Natascha MEHLER / Ronny WEßLING / Anita SOOS / Klaus SCHINDL / Kathi HANSI / Maria RÖCKLINGER / Melanie JURITSCH / Melanie SINDELAR
(Universität Wien, Austria)

Abstract: In summer 2010, a part of the old Matzleinsdorf cemetery in Vienna was subject of a rescue excavation. The cemetery, in use from 1784 to 1879, was one out of five situated outside the cities ramparts which Emperor Joseph II founded as part of his attempts to reform the death care industry in his realm. The excavations revealed a number of high status graves indicated by elaborate metal coffins and brick-lined graves, as well as poor burials and even mass graves or bone deposits. 66 single graves and 3 shaft graves were excavated which contained the remains of ca. 205 individuals. In total, ca. 0,91 % of the total cemetery area was investigated.
The paper presents the results of the excavation and analysis of the written documents and maps preserved in the archives of Vienna.
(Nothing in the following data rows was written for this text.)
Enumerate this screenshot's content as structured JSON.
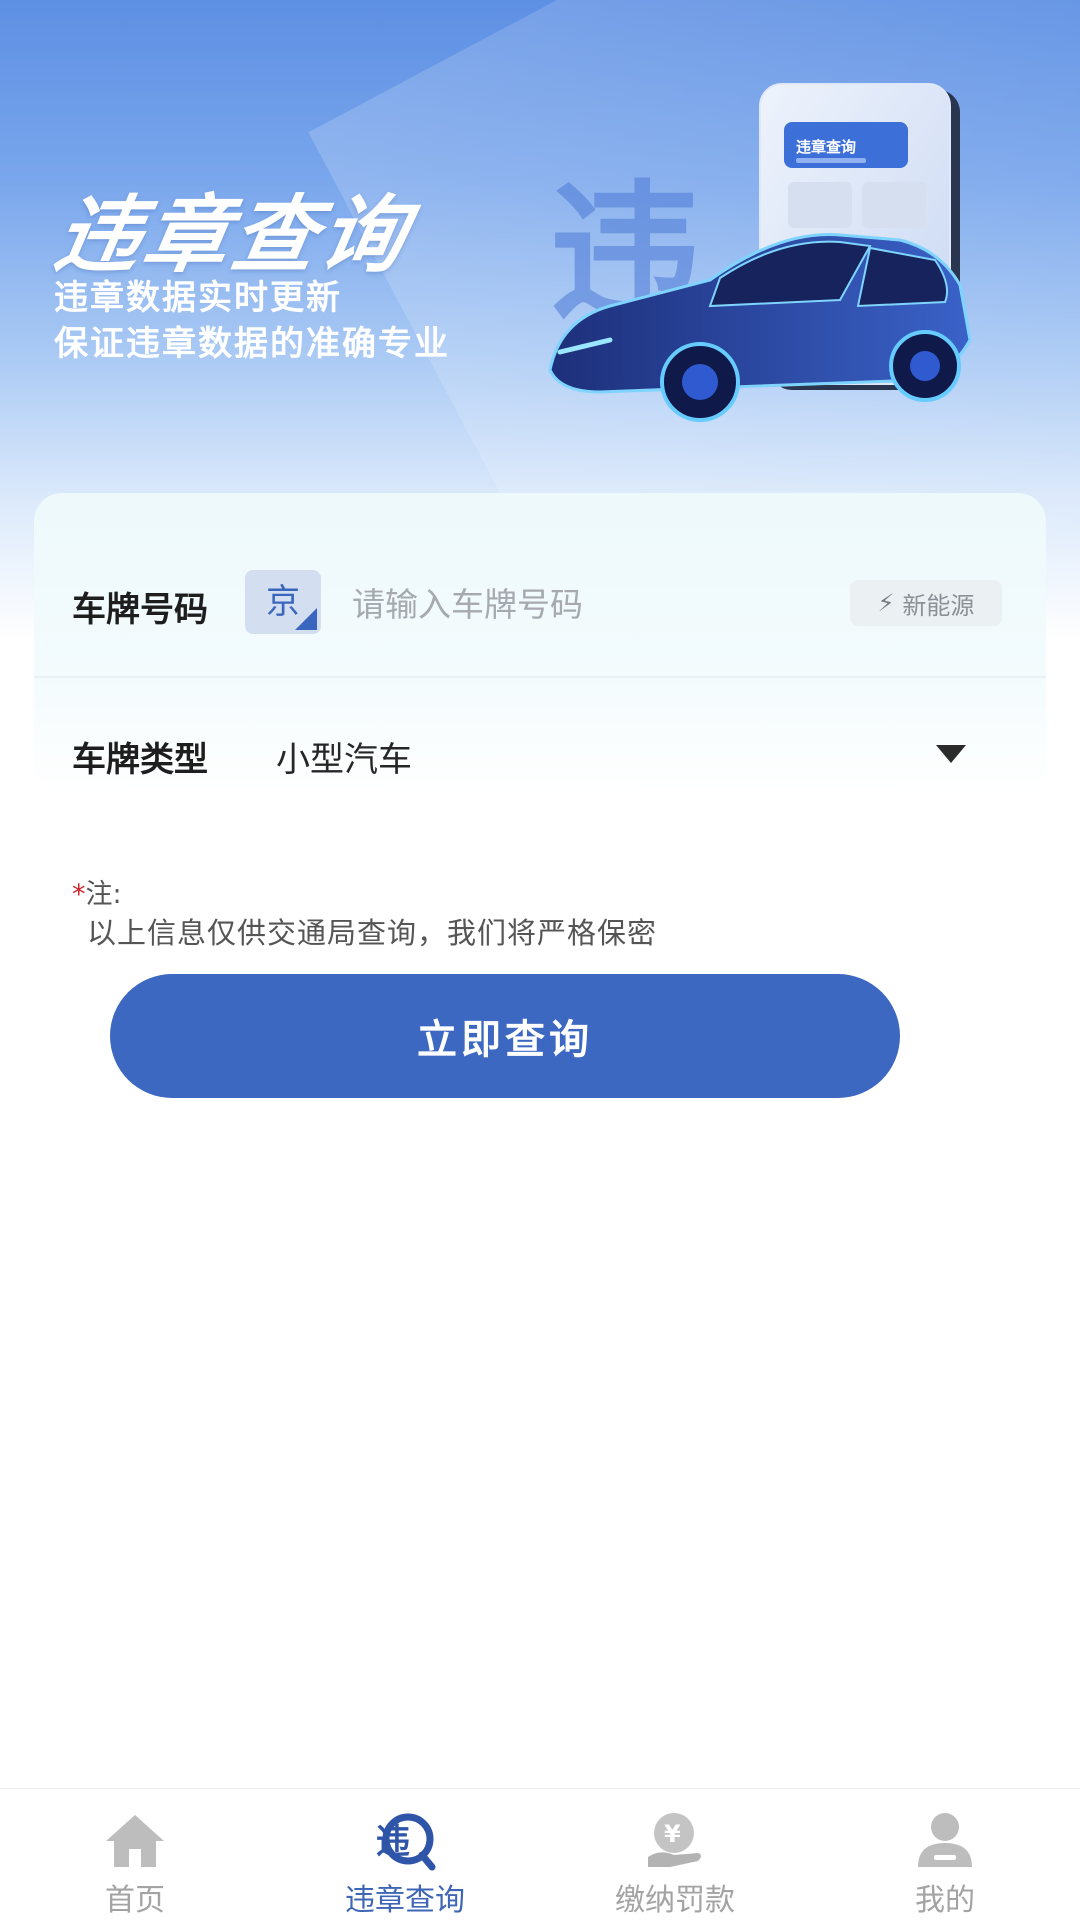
{
  "header": {
    "title": "违章查询",
    "subtitle_lines": [
      "违章数据实时更新",
      "保证违章数据的准确专业"
    ],
    "illustration_card_text": "违章查询"
  },
  "form": {
    "plate_number_label": "车牌号码",
    "province_prefix": "京",
    "plate_placeholder": "请输入车牌号码",
    "new_energy_label": "新能源",
    "plate_type_label": "车牌类型",
    "plate_type_value": "小型汽车"
  },
  "note": {
    "marker": "*",
    "heading": "注:",
    "text": "以上信息仅供交通局查询，我们将严格保密"
  },
  "query_button_label": "立即查询",
  "tabbar": {
    "items": [
      {
        "label": "首页",
        "icon": "home-icon",
        "active": false
      },
      {
        "label": "违章查询",
        "icon": "violation-query-icon",
        "active": true
      },
      {
        "label": "缴纳罚款",
        "icon": "pay-fine-icon",
        "active": false
      },
      {
        "label": "我的",
        "icon": "profile-icon",
        "active": false
      }
    ]
  },
  "colors": {
    "accent": "#3c68c2",
    "tab_active": "#3e66b4",
    "tab_inactive": "#a3a3a3",
    "required_star": "#d0232b"
  }
}
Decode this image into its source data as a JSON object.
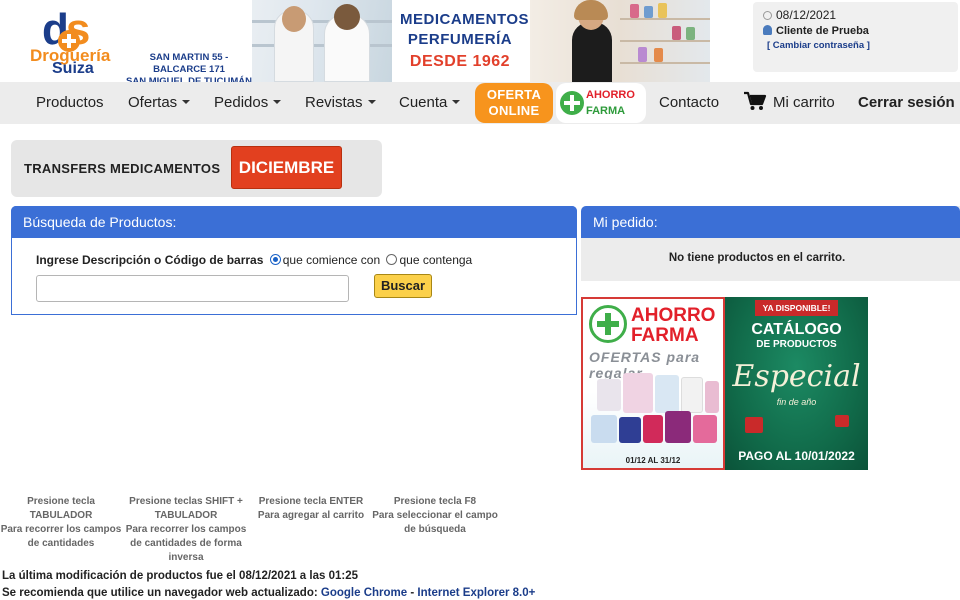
{
  "header": {
    "logo": {
      "mark": "ds",
      "word1": "Droguería",
      "word2": "Suiza"
    },
    "address": [
      "SAN MARTIN 55 - BALCARCE 171",
      "SAN MIGUEL DE TUCUMÁN"
    ],
    "tagline": {
      "line1": "MEDICAMENTOS",
      "line2": "PERFUMERÍA",
      "line3": "DESDE 1962"
    },
    "user_box": {
      "date": "08/12/2021",
      "user": "Cliente de Prueba",
      "change_password": "[ Cambiar contraseña ]"
    }
  },
  "nav": {
    "items": [
      {
        "label": "Productos",
        "dropdown": false
      },
      {
        "label": "Ofertas",
        "dropdown": true
      },
      {
        "label": "Pedidos",
        "dropdown": true
      },
      {
        "label": "Revistas",
        "dropdown": true
      },
      {
        "label": "Cuenta",
        "dropdown": true
      }
    ],
    "oferta_online": [
      "OFERTA",
      "ONLINE"
    ],
    "ahorro_farma": [
      "AHORRO",
      "FARMA"
    ],
    "contacto": "Contacto",
    "cart": "Mi carrito",
    "logout": "Cerrar sesión"
  },
  "transfers": {
    "label": "TRANSFERS MEDICAMENTOS",
    "button": "DICIEMBRE"
  },
  "search": {
    "title": "Búsqueda de Productos:",
    "field_label": "Ingrese Descripción o Código de barras",
    "option_starts": "que comience con",
    "option_contains": "que contenga",
    "selected_option": "que comience con",
    "input_value": "",
    "button": "Buscar"
  },
  "order": {
    "title": "Mi pedido:",
    "empty_message": "No tiene productos en el carrito."
  },
  "banner": {
    "left": {
      "title1": "AHORRO",
      "title2": "FARMA",
      "subtitle": "OFERTAS para regalar",
      "dates": "01/12 AL 31/12"
    },
    "right": {
      "badge": "YA DISPONIBLE!",
      "title1": "CATÁLOGO",
      "title2": "DE PRODUCTOS",
      "script": "Especial",
      "script_sub": "fin de año",
      "payment": "PAGO AL 10/01/2022"
    }
  },
  "shortcuts": [
    {
      "title": "Presione tecla TABULADOR",
      "desc": "Para recorrer los campos de cantidades"
    },
    {
      "title": "Presione teclas SHIFT + TABULADOR",
      "desc": "Para recorrer los campos de cantidades de forma inversa"
    },
    {
      "title": "Presione tecla ENTER",
      "desc": "Para agregar al carrito"
    },
    {
      "title": "Presione tecla F8",
      "desc": "Para seleccionar el campo de búsqueda"
    }
  ],
  "footer": {
    "last_update": "La última modificación de productos fue el 08/12/2021 a las 01:25",
    "browser_prefix": "Se recomienda que utilice un navegador web actualizado:",
    "browser_chrome": "Google Chrome",
    "browser_sep": "-",
    "browser_ie": "Internet Explorer 8.0+"
  },
  "colors": {
    "brand_blue": "#1b3d8a",
    "brand_orange": "#f28c1e",
    "panel_blue": "#3b6fd6",
    "diciembre_red": "#e2401f",
    "buscar_yellow": "#fbd04a"
  }
}
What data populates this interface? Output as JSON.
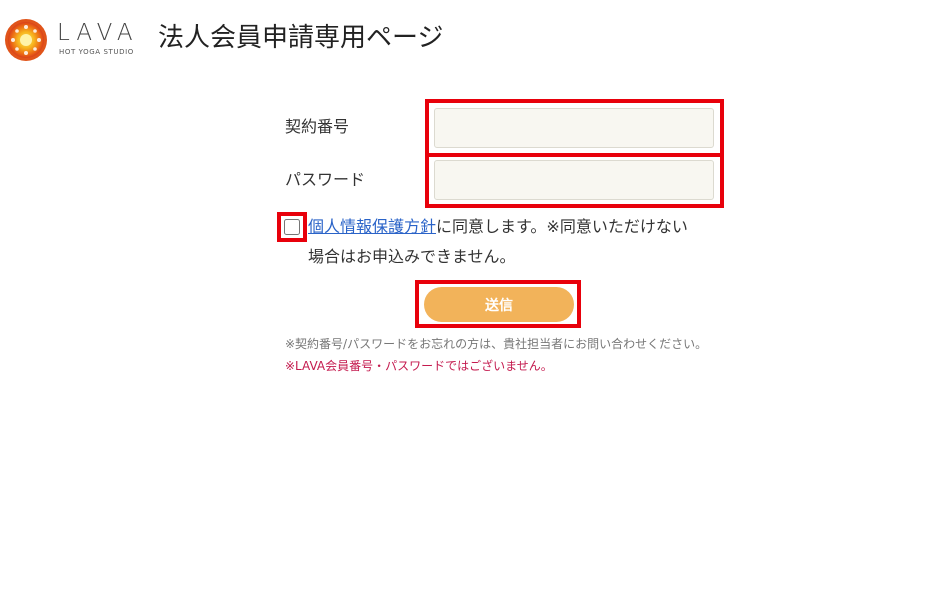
{
  "header": {
    "brand_name": "LAVA",
    "brand_sub": "HOT YOGA STUDIO",
    "page_title": "法人会員申請専用ページ"
  },
  "form": {
    "contract_number": {
      "label": "契約番号",
      "value": "",
      "placeholder": ""
    },
    "password": {
      "label": "パスワード",
      "value": "",
      "placeholder": ""
    },
    "consent": {
      "checked": false,
      "link_text": "個人情報保護方針",
      "text_line1": "に同意します。※同意いただけない",
      "text_line2": "場合はお申込みできません。"
    },
    "submit_label": "送信"
  },
  "notes": {
    "forgot": "※契約番号/パスワードをお忘れの方は、貴社担当者にお問い合わせください。",
    "warning": "※LAVA会員番号・パスワードではございません。"
  },
  "colors": {
    "highlight": "#e8000b",
    "button": "#f2b35a",
    "link": "#2a63c8",
    "warning": "#c41a4e",
    "field_bg": "#f8f7f1"
  },
  "icons": {
    "logo": "sun-logo-icon"
  }
}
With the help of the cemeteries death registers it was possible to identify all individuals by name, occupation, sex and age, a result without comparison in Europe (to the best of our knowledge). The paper focuses on a discussion of the social status of the deceased as detected through burial architecture, material culture, the positioning of the burials within the cemetery and the written evidence.

Keywords: cemetery, post-medieval archaeology, Vienna